But there was that encore: Nathan Milstein’s transcription of the Liszt Mephisto Waltz No. 1 in a miraculous reading that showed far more than stunning pyrotechnics. There was an understanding of both the original spirit of the piece, and of how it maps out into this violin extravaganza. Stunning.
The second half comprised Rachmaninov’s First Symphony. There’s a story, perhaps true, that Glazunov conducted the première – and the only performance in the composer’s lifetime – while several sheets to the wind and the result was chaotic. There was no such problem here. This was clearly a well-rehearsed performance, the upper strings supremely together at speed, the brass a wall of magnificence. There was a Tchaikovskian depth of emotion to the long-breathed lines here, the dark side of the piece fully honoured in the first movement so that the Mendelssohnian flickerings of the second movement could make their full mark.

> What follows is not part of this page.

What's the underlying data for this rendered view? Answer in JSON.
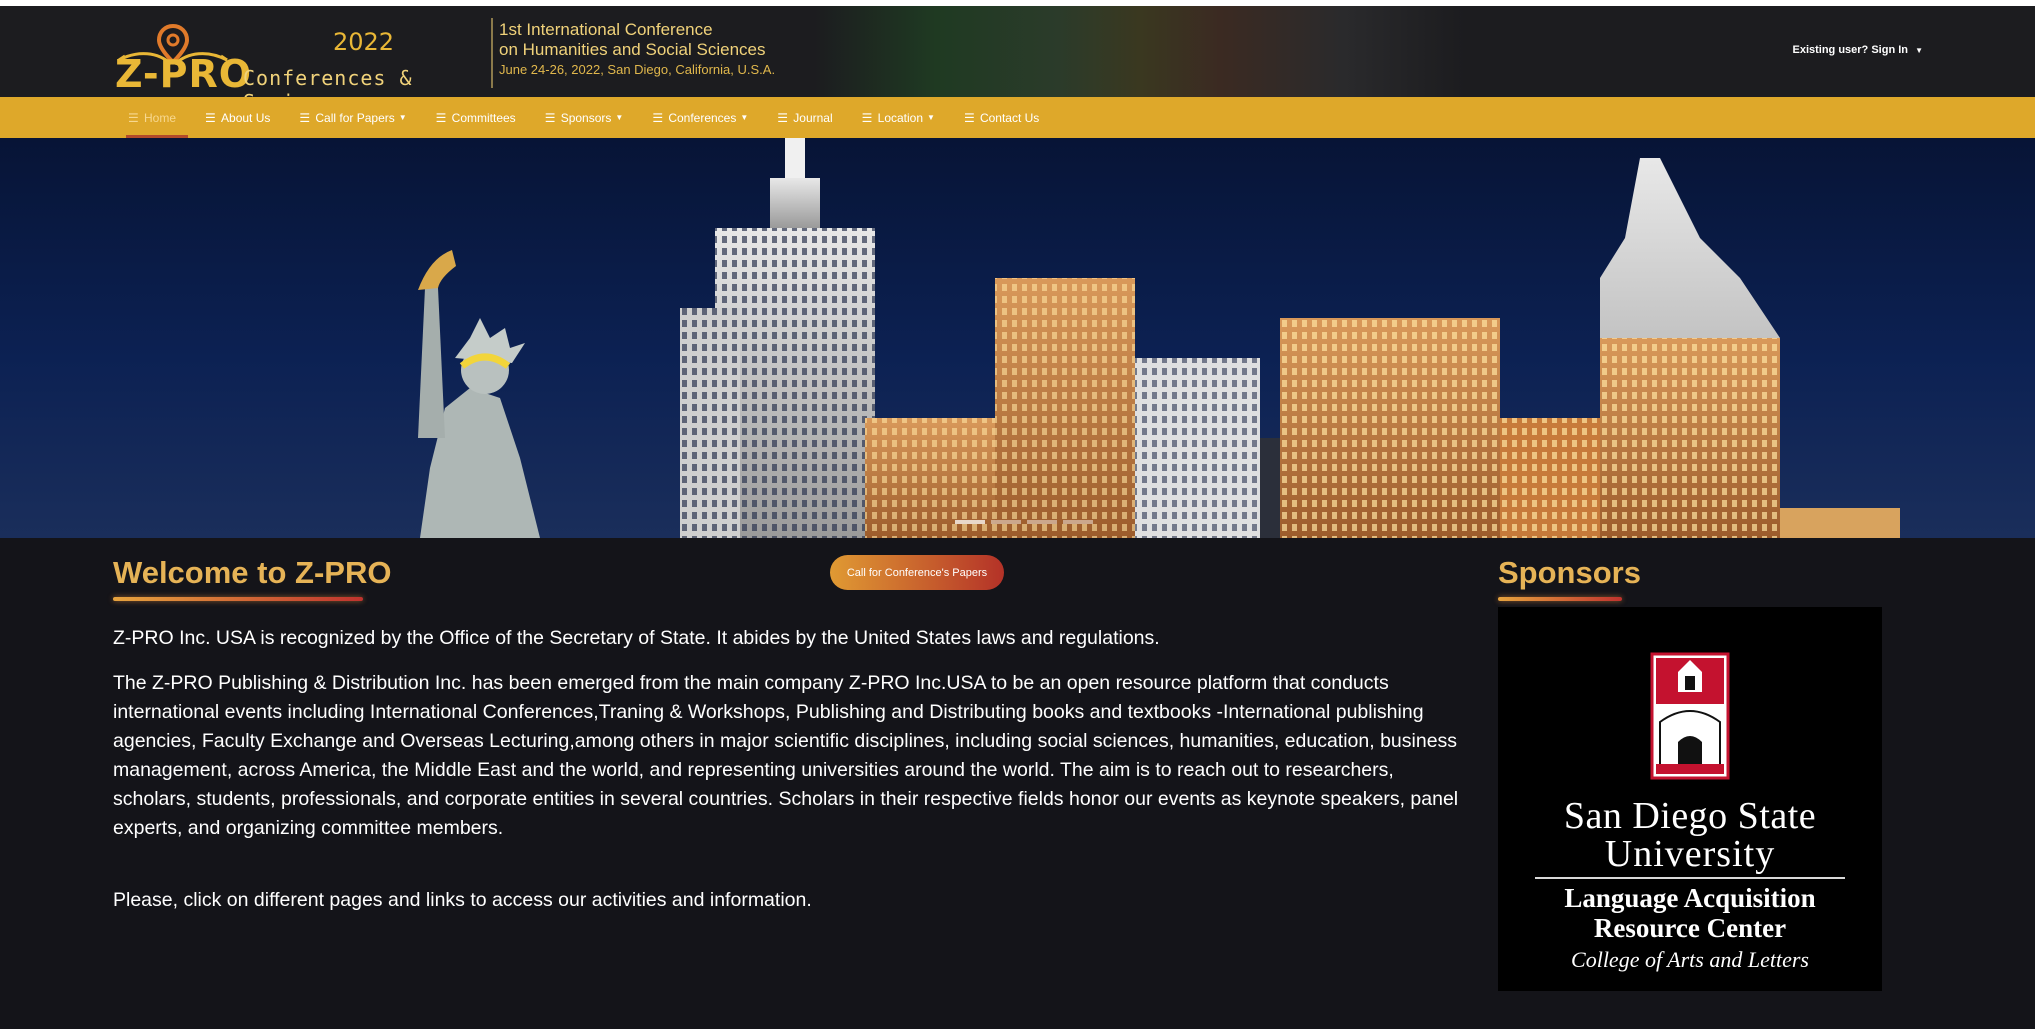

The slow movement, a Larghetto, does seem to have some padding from which not even Gergiev could rescue it, but there was no denying the perfect orchestral control. The finale had a fascinating underlying joyous feel and a wonderful lyric outpouring. Rachmaninov surely dreamt of a performance such as this.